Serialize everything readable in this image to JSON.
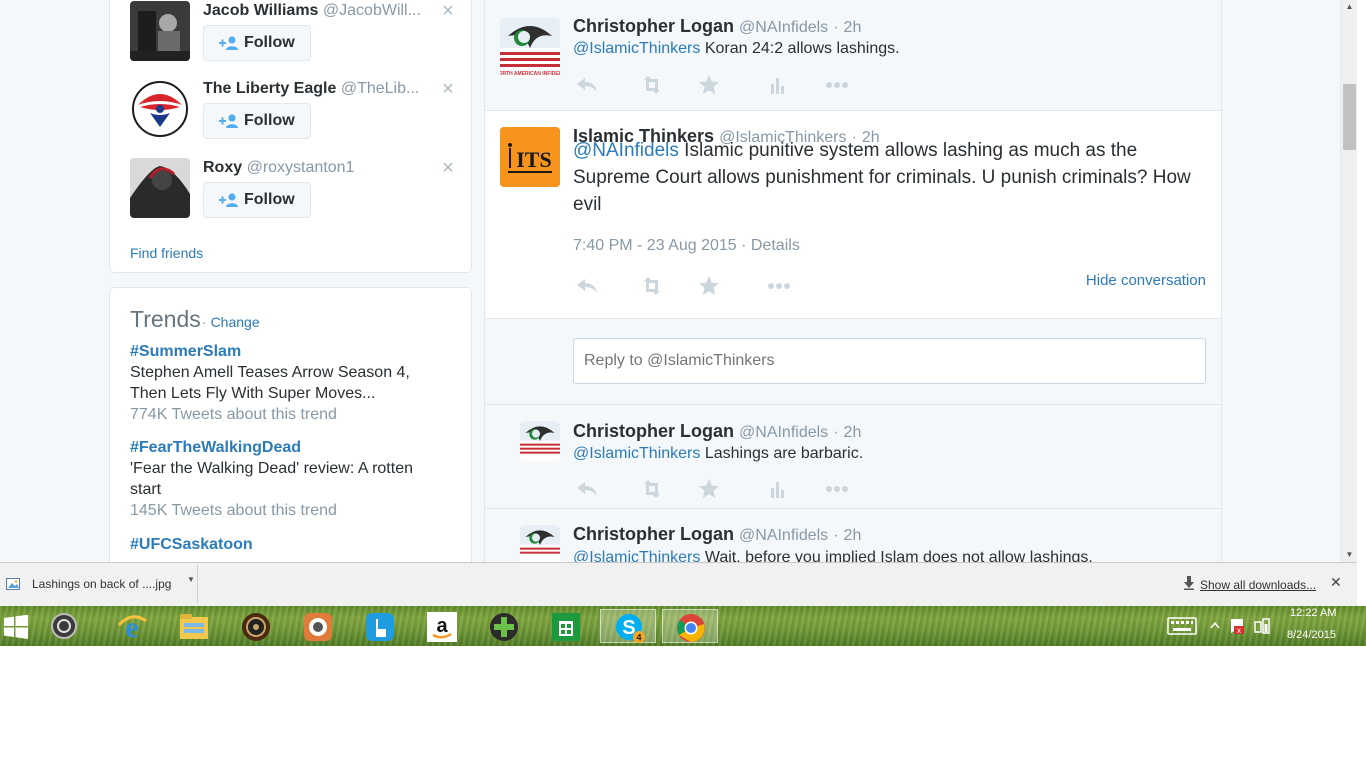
{
  "who_to_follow": [
    {
      "name": "Jacob Williams",
      "handle": "@JacobWill...",
      "follow_label": "Follow"
    },
    {
      "name": "The Liberty Eagle",
      "handle": "@TheLib...",
      "follow_label": "Follow"
    },
    {
      "name": "Roxy",
      "handle": "@roxystanton1",
      "follow_label": "Follow"
    }
  ],
  "find_friends": "Find friends",
  "trends": {
    "title": "Trends",
    "separator": "·",
    "change_label": "Change",
    "items": [
      {
        "tag": "#SummerSlam",
        "desc": "Stephen Amell Teases Arrow Season 4, Then Lets Fly With Super Moves...",
        "count": "774K Tweets about this trend"
      },
      {
        "tag": "#FearTheWalkingDead",
        "desc": "'Fear the Walking Dead' review: A rotten start",
        "count": "145K Tweets about this trend"
      },
      {
        "tag": "#UFCSaskatoon",
        "desc": "",
        "count": ""
      }
    ]
  },
  "tweets": {
    "t1": {
      "name": "Christopher Logan",
      "handle": "@NAInfidels",
      "sep": "·",
      "time": "2h",
      "mention": "@IslamicThinkers",
      "text": " Koran 24:2 allows lashings."
    },
    "t2": {
      "name": "Islamic Thinkers",
      "handle": "@IslamicThinkers",
      "sep": "·",
      "time": "2h",
      "mention": "@NAInfidels",
      "text": " Islamic punitive system allows lashing as much as the Supreme Court allows punishment for criminals. U punish criminals? How evil",
      "meta": "7:40 PM - 23 Aug 2015",
      "meta_sep": "·",
      "details": "Details",
      "hide_conversation": "Hide conversation",
      "avatar_text": "ITS"
    },
    "t3": {
      "name": "Christopher Logan",
      "handle": "@NAInfidels",
      "sep": "·",
      "time": "2h",
      "mention": "@IslamicThinkers",
      "text": " Lashings are barbaric."
    },
    "t4": {
      "name": "Christopher Logan",
      "handle": "@NAInfidels",
      "sep": "·",
      "time": "2h",
      "mention": "@IslamicThinkers",
      "text": " Wait, before you implied Islam does not allow lashings."
    }
  },
  "reply": {
    "placeholder": "Reply to @IslamicThinkers"
  },
  "download_bar": {
    "file_name": "Lashings on back of ....jpg",
    "show_all": "Show all downloads...",
    "close": "✕"
  },
  "taskbar": {
    "time": "12:22 AM",
    "date": "8/24/2015",
    "skype_badge": "4"
  },
  "colors": {
    "link": "#2b7bb9",
    "text": "#292f33",
    "muted": "#8899a6",
    "border": "#e1e8ed",
    "background": "#f5f8fa"
  }
}
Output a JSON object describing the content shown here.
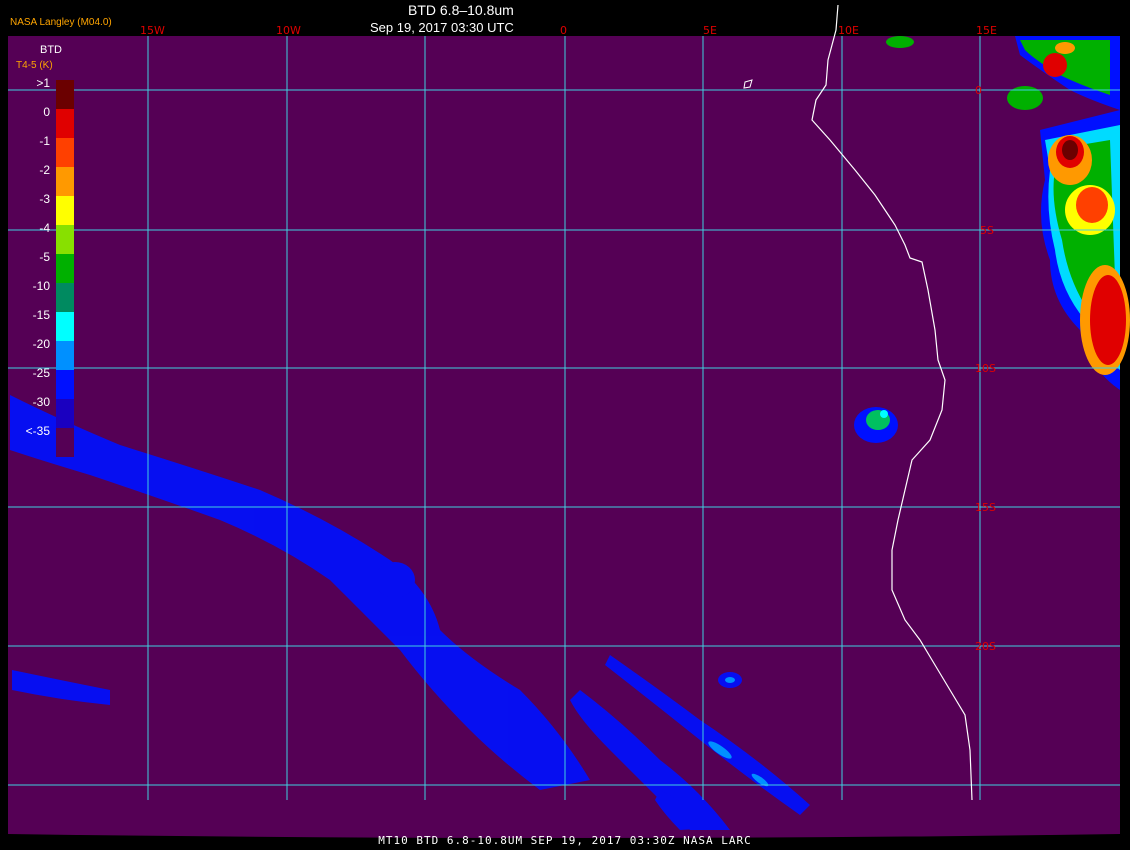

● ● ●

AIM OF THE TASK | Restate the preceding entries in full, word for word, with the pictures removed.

YOUR SOLUTION |
Serialize everything readable in this image to JSON.
{
  "who_to_follow": [
    {
      "name": "Jacob Williams",
      "handle": "@JacobWill...",
      "follow_label": "Follow"
    },
    {
      "name": "The Liberty Eagle",
      "handle": "@TheLib...",
      "follow_label": "Follow"
    },
    {
      "name": "Roxy",
      "handle": "@roxystanton1",
      "follow_label": "Follow"
    }
  ],
  "find_friends": "Find friends",
  "trends": {
    "title": "Trends",
    "separator": "·",
    "change_label": "Change",
    "items": [
      {
        "tag": "#SummerSlam",
        "desc": "Stephen Amell Teases Arrow Season 4, Then Lets Fly With Super Moves...",
        "count": "774K Tweets about this trend"
      },
      {
        "tag": "#FearTheWalkingDead",
        "desc": "'Fear the Walking Dead' review: A rotten start",
        "count": "145K Tweets about this trend"
      },
      {
        "tag": "#UFCSaskatoon",
        "desc": "",
        "count": ""
      }
    ]
  },
  "tweets": {
    "t1": {
      "name": "Christopher Logan",
      "handle": "@NAInfidels",
      "sep": "·",
      "time": "2h",
      "mention": "@IslamicThinkers",
      "text": " Koran 24:2 allows lashings."
    },
    "t2": {
      "name": "Islamic Thinkers",
      "handle": "@IslamicThinkers",
      "sep": "·",
      "time": "2h",
      "mention": "@NAInfidels",
      "text": " Islamic punitive system allows lashing as much as the Supreme Court allows punishment for criminals. U punish criminals? How evil",
      "meta": "7:40 PM - 23 Aug 2015",
      "meta_sep": "·",
      "details": "Details",
      "hide_conversation": "Hide conversation",
      "avatar_text": "ITS"
    },
    "t3": {
      "name": "Christopher Logan",
      "handle": "@NAInfidels",
      "sep": "·",
      "time": "2h",
      "mention": "@IslamicThinkers",
      "text": " Lashings are barbaric."
    },
    "t4": {
      "name": "Christopher Logan",
      "handle": "@NAInfidels",
      "sep": "·",
      "time": "2h",
      "mention": "@IslamicThinkers",
      "text": " Wait, before you implied Islam does not allow lashings."
    }
  },
  "reply": {
    "placeholder": "Reply to @IslamicThinkers"
  },
  "download_bar": {
    "file_name": "Lashings on back of ....jpg",
    "show_all": "Show all downloads...",
    "close": "✕"
  },
  "taskbar": {
    "time": "12:22 AM",
    "date": "8/24/2015",
    "skype_badge": "4"
  },
  "colors": {
    "link": "#2b7bb9",
    "text": "#292f33",
    "muted": "#8899a6",
    "border": "#e1e8ed",
    "background": "#f5f8fa"
  }
}
Output a JSON object describing the content shown here.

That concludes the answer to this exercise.